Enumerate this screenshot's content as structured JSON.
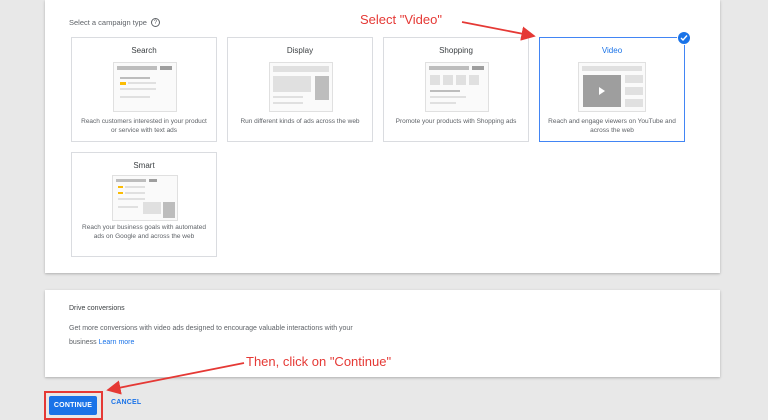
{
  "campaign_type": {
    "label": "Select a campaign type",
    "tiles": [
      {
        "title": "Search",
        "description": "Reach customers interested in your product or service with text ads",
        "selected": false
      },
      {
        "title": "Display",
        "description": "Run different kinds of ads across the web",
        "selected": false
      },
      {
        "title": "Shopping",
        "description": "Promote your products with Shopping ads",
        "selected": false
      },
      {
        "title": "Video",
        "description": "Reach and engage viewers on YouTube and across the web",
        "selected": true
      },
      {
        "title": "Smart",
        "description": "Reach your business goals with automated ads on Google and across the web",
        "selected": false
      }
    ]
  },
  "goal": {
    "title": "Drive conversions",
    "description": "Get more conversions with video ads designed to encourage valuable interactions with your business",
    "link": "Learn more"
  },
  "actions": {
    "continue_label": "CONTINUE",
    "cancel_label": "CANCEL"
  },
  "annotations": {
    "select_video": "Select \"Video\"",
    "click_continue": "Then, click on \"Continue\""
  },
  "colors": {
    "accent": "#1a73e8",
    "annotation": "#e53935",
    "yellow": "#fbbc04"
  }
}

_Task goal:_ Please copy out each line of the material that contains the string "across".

_Reply:_
        "description": "Run different kinds of ads across the web",
        "description": "Reach and engage viewers on YouTube and across the web",
        "description": "Reach your business goals with automated ads on Google and across the web",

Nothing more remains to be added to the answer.